**Problem description**:
In the entries that follow, which lines hold the string "AUDUSD"? List them.

**Dataset content**:
---

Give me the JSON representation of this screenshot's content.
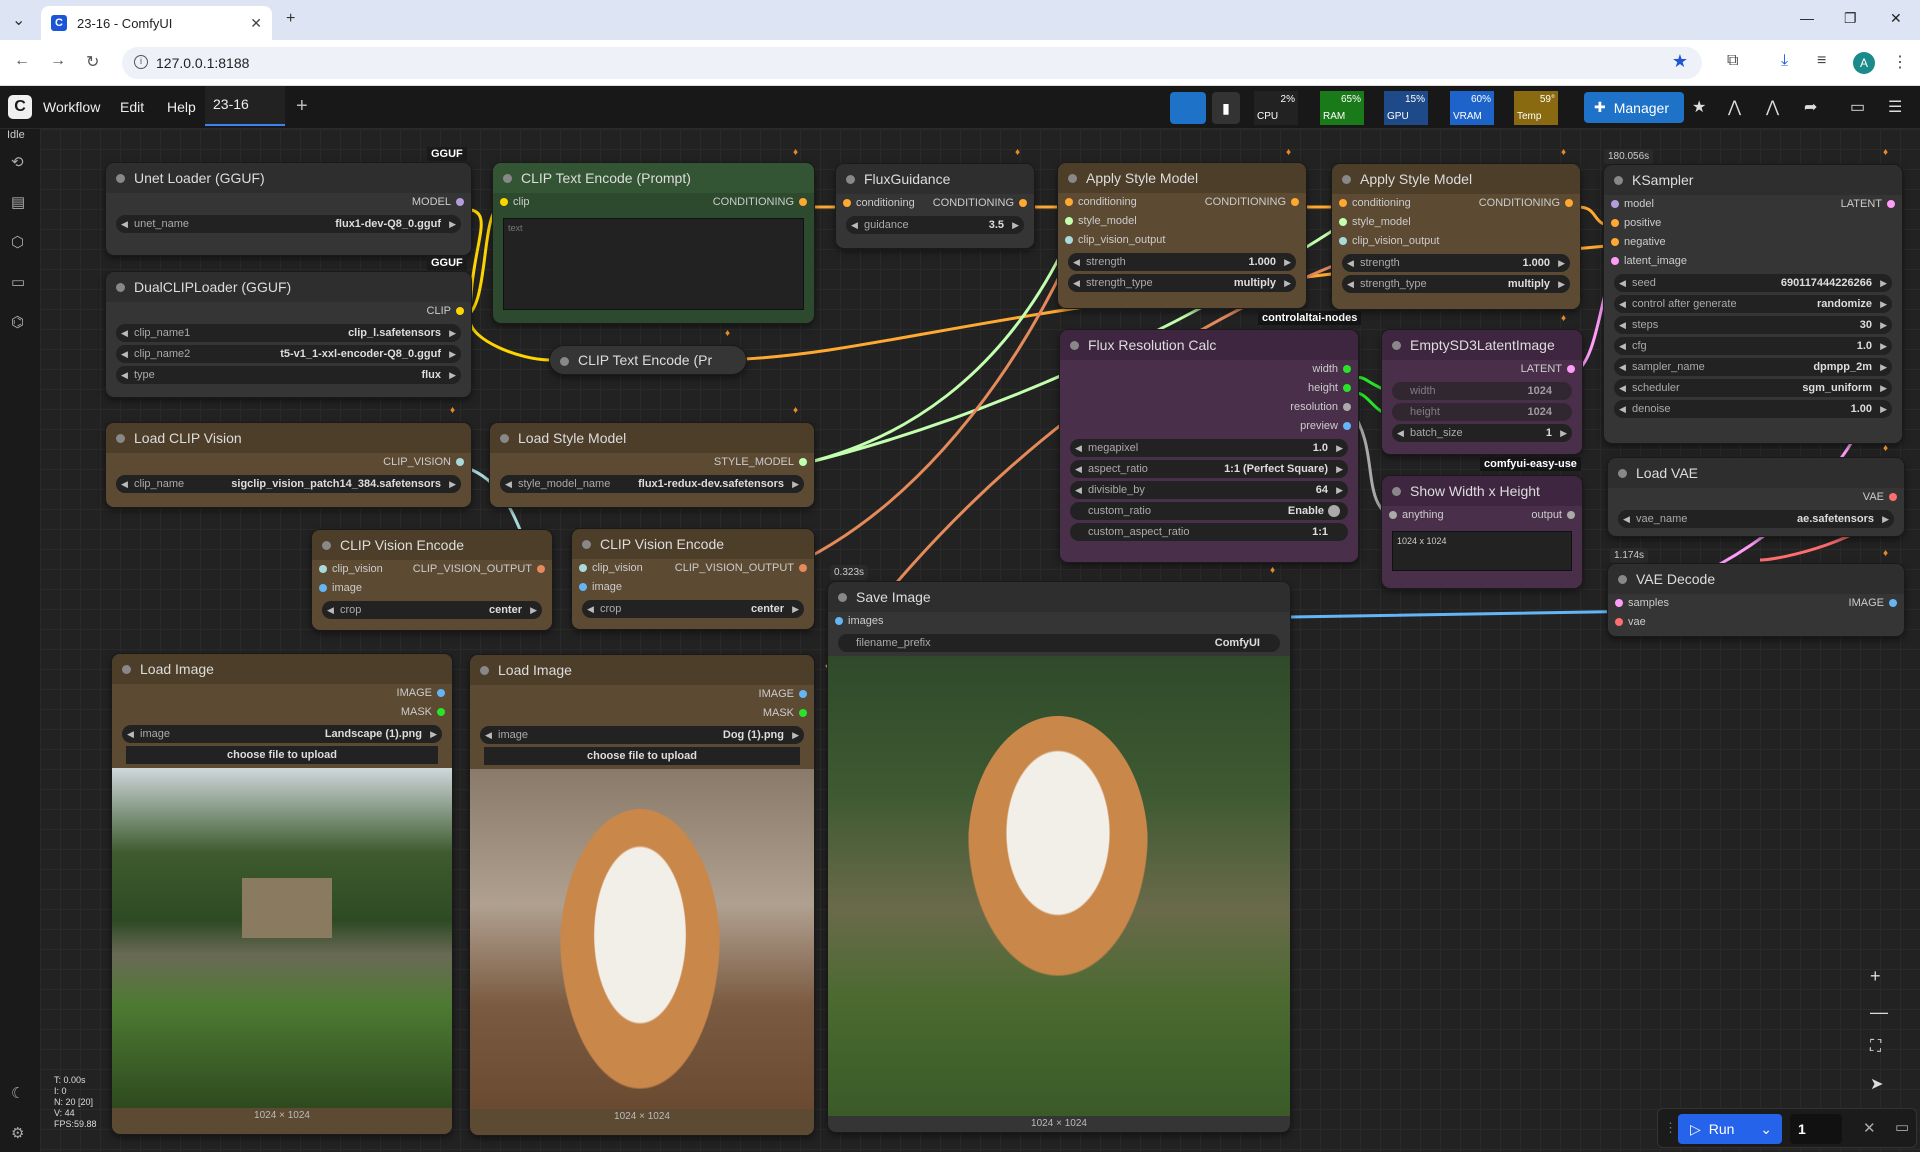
{
  "browser": {
    "tab_title": "23-16 - ComfyUI",
    "url": "127.0.0.1:8188",
    "avatar_letter": "A"
  },
  "menu": {
    "workflow": "Workflow",
    "edit": "Edit",
    "help": "Help",
    "workflow_tab": "23-16",
    "status": "Idle"
  },
  "monitors": {
    "cpu_label": "CPU",
    "cpu_value": "2%",
    "ram_label": "RAM",
    "ram_value": "65%",
    "gpu_label": "GPU",
    "gpu_value": "15%",
    "vram_label": "VRAM",
    "vram_value": "60%",
    "temp_label": "Temp",
    "temp_value": "59°",
    "manager_label": "Manager"
  },
  "nodes": {
    "unet": {
      "title": "Unet Loader (GGUF)",
      "out": "MODEL",
      "w_label": "unet_name",
      "w_value": "flux1-dev-Q8_0.gguf",
      "tag": "GGUF"
    },
    "dualclip": {
      "title": "DualCLIPLoader (GGUF)",
      "out": "CLIP",
      "tag": "GGUF",
      "w1_label": "clip_name1",
      "w1_value": "clip_l.safetensors",
      "w2_label": "clip_name2",
      "w2_value": "t5-v1_1-xxl-encoder-Q8_0.gguf",
      "w3_label": "type",
      "w3_value": "flux"
    },
    "cliptext": {
      "title": "CLIP Text Encode (Prompt)",
      "in": "clip",
      "out": "CONDITIONING",
      "placeholder": "text"
    },
    "cliptext2": {
      "title": "CLIP Text Encode (Pr"
    },
    "fluxguid": {
      "title": "FluxGuidance",
      "in": "conditioning",
      "out": "CONDITIONING",
      "w_label": "guidance",
      "w_value": "3.5"
    },
    "style1": {
      "title": "Apply Style Model",
      "in1": "conditioning",
      "in2": "style_model",
      "in3": "clip_vision_output",
      "out": "CONDITIONING",
      "w1_label": "strength",
      "w1_value": "1.000",
      "w2_label": "strength_type",
      "w2_value": "multiply",
      "tag": "controlaltai-nodes"
    },
    "style2": {
      "title": "Apply Style Model",
      "in1": "conditioning",
      "in2": "style_model",
      "in3": "clip_vision_output",
      "out": "CONDITIONING",
      "w1_label": "strength",
      "w1_value": "1.000",
      "w2_label": "strength_type",
      "w2_value": "multiply"
    },
    "ksampler": {
      "title": "KSampler",
      "time": "180.056s",
      "in1": "model",
      "in2": "positive",
      "in3": "negative",
      "in4": "latent_image",
      "out": "LATENT",
      "seed_label": "seed",
      "seed_value": "690117444226266",
      "cag_label": "control after generate",
      "cag_value": "randomize",
      "steps_label": "steps",
      "steps_value": "30",
      "cfg_label": "cfg",
      "cfg_value": "1.0",
      "sampler_label": "sampler_name",
      "sampler_value": "dpmpp_2m",
      "sched_label": "scheduler",
      "sched_value": "sgm_uniform",
      "denoise_label": "denoise",
      "denoise_value": "1.00"
    },
    "loadclipv": {
      "title": "Load CLIP Vision",
      "out": "CLIP_VISION",
      "w_label": "clip_name",
      "w_value": "sigclip_vision_patch14_384.safetensors"
    },
    "loadstyle": {
      "title": "Load Style Model",
      "out": "STYLE_MODEL",
      "w_label": "style_model_name",
      "w_value": "flux1-redux-dev.safetensors"
    },
    "fluxres": {
      "title": "Flux Resolution Calc",
      "o1": "width",
      "o2": "height",
      "o3": "resolution",
      "o4": "preview",
      "w1_label": "megapixel",
      "w1_value": "1.0",
      "w2_label": "aspect_ratio",
      "w2_value": "1:1 (Perfect Square)",
      "w3_label": "divisible_by",
      "w3_value": "64",
      "w4_label": "custom_ratio",
      "w4_value": "Enable",
      "w5_label": "custom_aspect_ratio",
      "w5_value": "1:1"
    },
    "emptylat": {
      "title": "EmptySD3LatentImage",
      "out": "LATENT",
      "w1_label": "width",
      "w1_value": "1024",
      "w2_label": "height",
      "w2_value": "1024",
      "w3_label": "batch_size",
      "w3_value": "1",
      "tag": "comfyui-easy-use"
    },
    "showwh": {
      "title": "Show Width x Height",
      "in": "anything",
      "out": "output",
      "text": "1024 x 1024"
    },
    "loadvae": {
      "title": "Load VAE",
      "out": "VAE",
      "w_label": "vae_name",
      "w_value": "ae.safetensors"
    },
    "vaedecode": {
      "title": "VAE Decode",
      "time": "1.174s",
      "in1": "samples",
      "in2": "vae",
      "out": "IMAGE"
    },
    "clipve1": {
      "title": "CLIP Vision Encode",
      "in1": "clip_vision",
      "in2": "image",
      "out": "CLIP_VISION_OUTPUT",
      "w_label": "crop",
      "w_value": "center"
    },
    "clipve2": {
      "title": "CLIP Vision Encode",
      "in1": "clip_vision",
      "in2": "image",
      "out": "CLIP_VISION_OUTPUT",
      "w_label": "crop",
      "w_value": "center"
    },
    "saveimg": {
      "title": "Save Image",
      "time": "0.323s",
      "in": "images",
      "w_label": "filename_prefix",
      "w_value": "ComfyUI",
      "caption": "1024 × 1024"
    },
    "loadimg1": {
      "title": "Load Image",
      "o1": "IMAGE",
      "o2": "MASK",
      "w_label": "image",
      "w_value": "Landscape (1).png",
      "btn": "choose file to upload",
      "caption": "1024 × 1024"
    },
    "loadimg2": {
      "title": "Load Image",
      "o1": "IMAGE",
      "o2": "MASK",
      "w_label": "image",
      "w_value": "Dog (1).png",
      "btn": "choose file to upload",
      "caption": "1024 × 1024"
    }
  },
  "stats": {
    "t": "T: 0.00s",
    "i": "I: 0",
    "n": "N: 20 [20]",
    "v": "V: 44",
    "fps": "FPS:59.88"
  },
  "run": {
    "label": "Run",
    "qty": "1"
  },
  "colors": {
    "clip": "#ffd500",
    "conditioning": "#ffa931",
    "model": "#b39ddb",
    "latent": "#ff9cf9",
    "vae": "#ff6e6e",
    "image": "#64b5f6",
    "clip_vision": "#a8dadc",
    "style_model": "#c2ffae",
    "int": "#29e329"
  }
}
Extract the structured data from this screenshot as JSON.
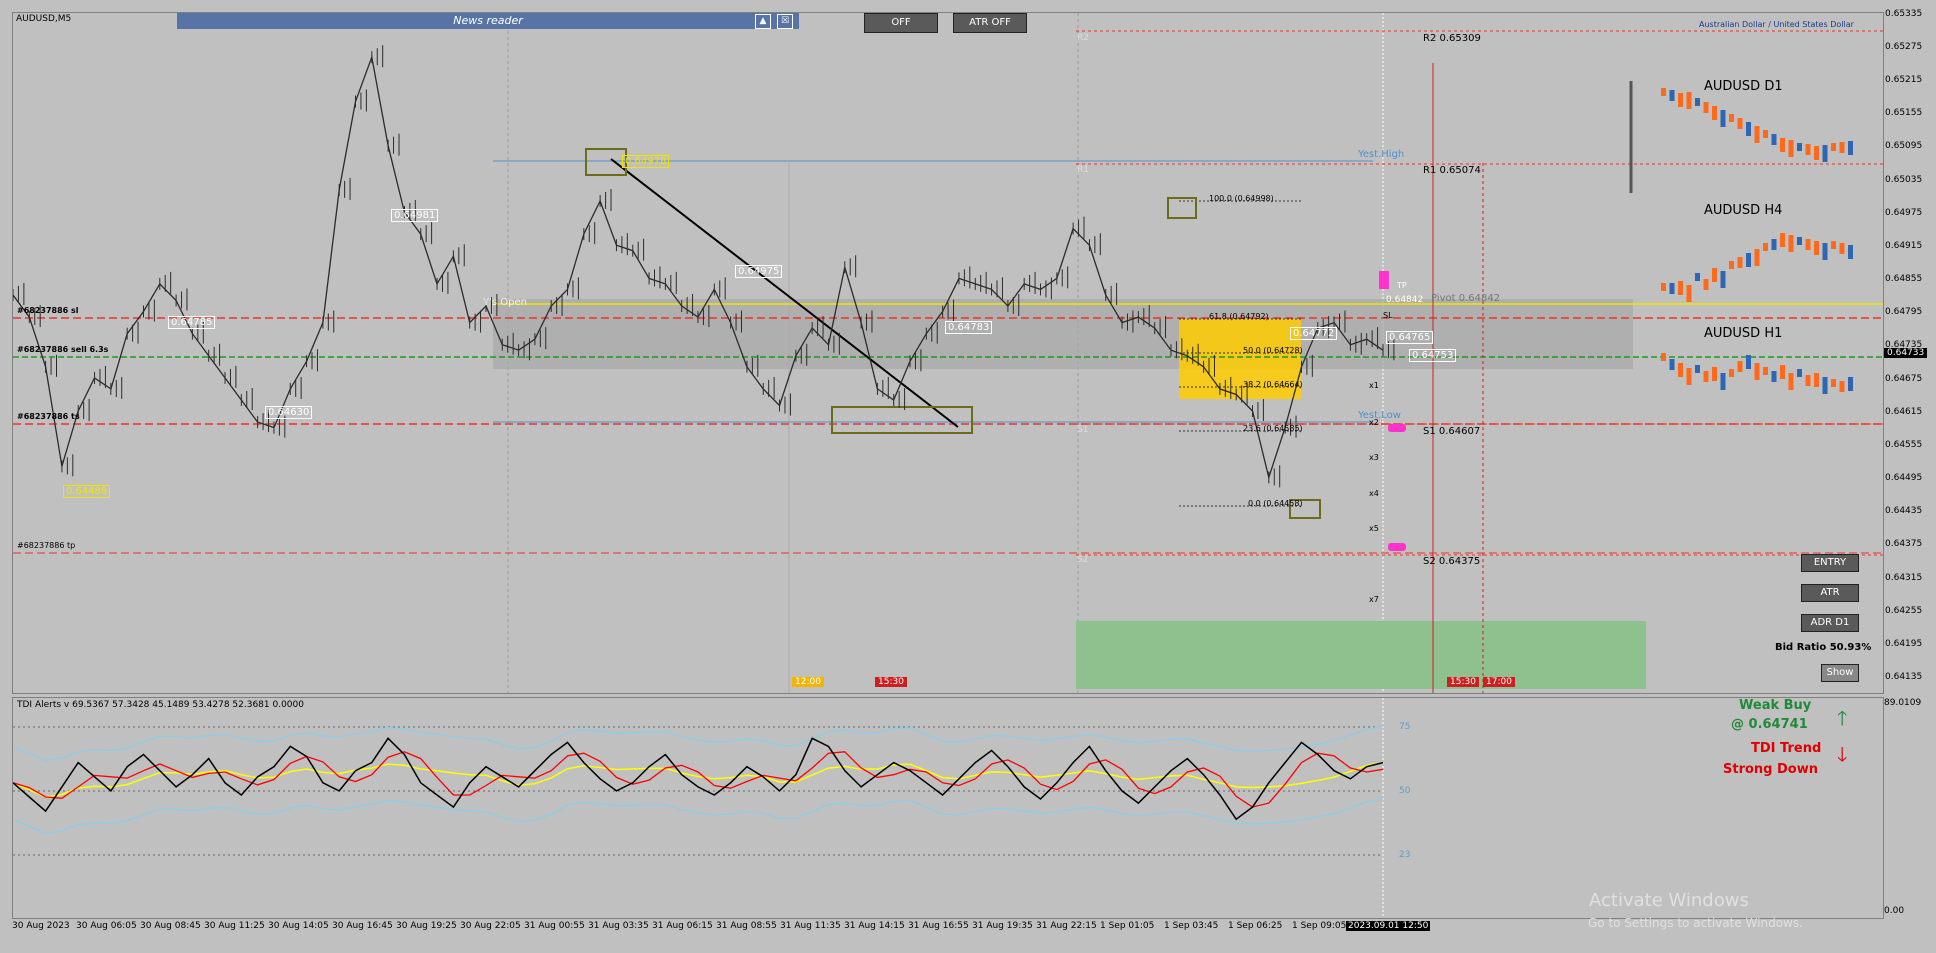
{
  "symbol": "AUDUSD,M5",
  "news_reader": {
    "label": "News reader",
    "up_icon": "▲",
    "close_icon": "☒"
  },
  "buttons": {
    "off": "OFF",
    "atr_off": "ATR OFF",
    "entry": "ENTRY",
    "atr": "ATR",
    "adr": "ADR D1",
    "show": "Show"
  },
  "pair_name": "Australian Dollar / United States Dollar",
  "pivots": {
    "r2": "R2 0.65309",
    "r1": "R1 0.65074",
    "pivot": "Pivot 0.64842",
    "s1": "S1 0.64607",
    "s2": "S2 0.64375",
    "r2_short": "R2",
    "r1_short": "R1",
    "s1_short": "S1",
    "s2_short": "S2"
  },
  "labels": {
    "yest_high": "Yest.High",
    "yest_low": "Yest.Low",
    "ys_open": "Y's Open",
    "order_sl": "#68237886 sl",
    "order_sell": "#68237886 sell 6.3s",
    "order_ts": "#68237886 ts",
    "order_tp": "#68237886 tp",
    "fib100": "100.0 (0.64998)",
    "fib618": "61.8 (0.64792)",
    "fib50": "50.0 (0.64728)",
    "fib382": "38.2 (0.64664)",
    "fib236": "23.6 (0.64585)",
    "fib0": "0.0 (0.64458)",
    "p1": "0.64981",
    "p2": "0.64978",
    "p3": "0.64785",
    "p4": "0.64630",
    "p5": "0.64488",
    "p6": "0.64783",
    "p7": "0.64975",
    "p8": "0.64772",
    "p9": "0.64765",
    "p10": "0.64753",
    "p11": "0.64842",
    "x_marks": [
      "x1",
      "x2",
      "x3",
      "x4",
      "x5",
      "x7"
    ],
    "time_1200": "12:00",
    "time_1530a": "15:30",
    "time_1530b": "15:30",
    "time_1700": "17:00",
    "bid_ratio": "Bid Ratio 50.93%",
    "d1": "AUDUSD D1",
    "h4": "AUDUSD H4",
    "h1": "AUDUSD H1",
    "current_price": "0.64733",
    "sl_tag": "SL",
    "tp_tag": "TP"
  },
  "tdi": {
    "header": "TDI Alerts v 69.5367 57.3428 45.1489 53.4278 52.3681 0.0000",
    "signal1": "Weak Buy",
    "signal1_price": "@ 0.64741",
    "signal2": "TDI Trend",
    "signal3": "Strong Down",
    "lvl75": "75",
    "lvl50": "50",
    "lvl23": "23",
    "axis_top": "89.0109",
    "axis_bottom": "0.00"
  },
  "watermark": {
    "line1": "Activate Windows",
    "line2": "Go to Settings to activate Windows."
  },
  "colors": {
    "background": "#c0c0c0",
    "candle": "#2b2b2b",
    "red_level": "#e8352a",
    "green_level": "#1f9b1f",
    "yellow_level": "#f2e400",
    "blue_level": "#4f8fd0",
    "tdi_red": "#ff0000",
    "tdi_yellow": "#ffff00",
    "tdi_band": "#87ceeb",
    "fib_zone": "#ffcc00",
    "green_zone": "#8fc18f",
    "magenta": "#ff33cc"
  },
  "chart_data": {
    "type": "line",
    "title": "AUDUSD,M5",
    "price_ylim": [
      0.6411,
      0.6534
    ],
    "price_ticks": [
      "0.65335",
      "0.65275",
      "0.65215",
      "0.65155",
      "0.65095",
      "0.65035",
      "0.64975",
      "0.64915",
      "0.64855",
      "0.64795",
      "0.64735",
      "0.64675",
      "0.64615",
      "0.64555",
      "0.64495",
      "0.64435",
      "0.64375",
      "0.64315",
      "0.64255",
      "0.64195",
      "0.64135"
    ],
    "x_ticks": [
      "30 Aug 2023",
      "30 Aug 06:05",
      "30 Aug 08:45",
      "30 Aug 11:25",
      "30 Aug 14:05",
      "30 Aug 16:45",
      "30 Aug 19:25",
      "30 Aug 22:05",
      "31 Aug 00:55",
      "31 Aug 03:35",
      "31 Aug 06:15",
      "31 Aug 08:55",
      "31 Aug 11:35",
      "31 Aug 14:15",
      "31 Aug 16:55",
      "31 Aug 19:35",
      "31 Aug 22:15",
      "1 Sep 01:05",
      "1 Sep 03:45",
      "1 Sep 06:25",
      "1 Sep 09:05",
      "2023.09.01 12:50"
    ],
    "close": [
      0.6483,
      0.6479,
      0.647,
      0.6452,
      0.6462,
      0.6468,
      0.6466,
      0.6476,
      0.648,
      0.6485,
      0.6482,
      0.6476,
      0.6472,
      0.6468,
      0.6464,
      0.646,
      0.6459,
      0.6466,
      0.6471,
      0.6478,
      0.6502,
      0.6518,
      0.6526,
      0.651,
      0.6498,
      0.6494,
      0.6485,
      0.649,
      0.6478,
      0.6481,
      0.6474,
      0.6473,
      0.6475,
      0.6481,
      0.6484,
      0.6494,
      0.65,
      0.6492,
      0.6491,
      0.6486,
      0.6485,
      0.6481,
      0.6479,
      0.6484,
      0.6478,
      0.647,
      0.6466,
      0.6463,
      0.6472,
      0.6477,
      0.6474,
      0.6488,
      0.6478,
      0.6466,
      0.6464,
      0.6471,
      0.6476,
      0.648,
      0.6486,
      0.6485,
      0.6484,
      0.6481,
      0.6485,
      0.6484,
      0.6486,
      0.6495,
      0.6492,
      0.6483,
      0.6478,
      0.6479,
      0.6477,
      0.6473,
      0.6472,
      0.647,
      0.6466,
      0.6465,
      0.6462,
      0.645,
      0.6459,
      0.647,
      0.6477,
      0.6478,
      0.6474,
      0.6475,
      0.6473
    ],
    "series": [
      {
        "name": "TDI",
        "values": [
          52,
          45,
          38,
          50,
          62,
          55,
          48,
          60,
          66,
          58,
          50,
          56,
          64,
          52,
          46,
          55,
          60,
          70,
          65,
          52,
          48,
          58,
          62,
          74,
          66,
          52,
          46,
          40,
          52,
          60,
          55,
          50,
          58,
          66,
          72,
          62,
          54,
          48,
          52,
          60,
          66,
          56,
          50,
          46,
          52,
          60,
          55,
          48,
          56,
          74,
          70,
          58,
          50,
          56,
          62,
          58,
          52,
          46,
          54,
          62,
          68,
          60,
          50,
          44,
          52,
          62,
          70,
          58,
          48,
          42,
          50,
          58,
          64,
          56,
          46,
          34,
          40,
          52,
          62,
          72,
          66,
          58,
          54,
          60,
          62
        ]
      }
    ]
  }
}
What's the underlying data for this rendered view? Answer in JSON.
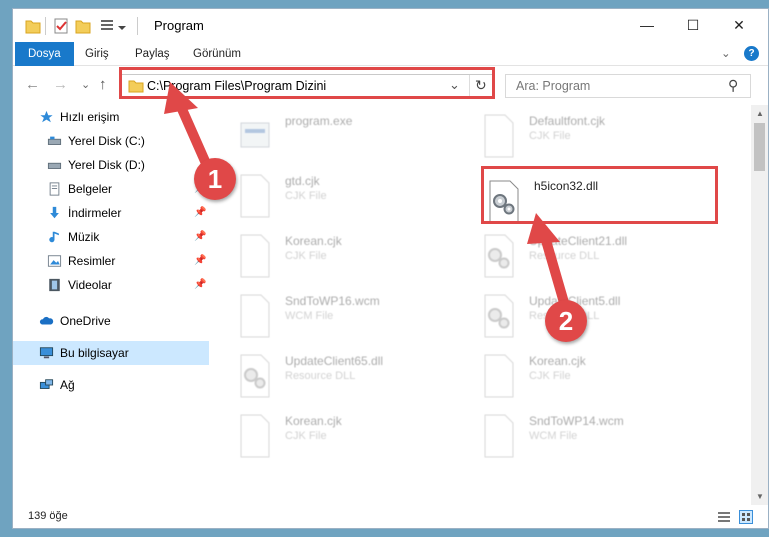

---

**Exercise result**:
  "symbol": "AUDUSD,M5",
    "d1": "AUDUSD D1",
    "h4": "AUDUSD H4",
    "h1": "AUDUSD H1",
    "title": "AUDUSD,M5",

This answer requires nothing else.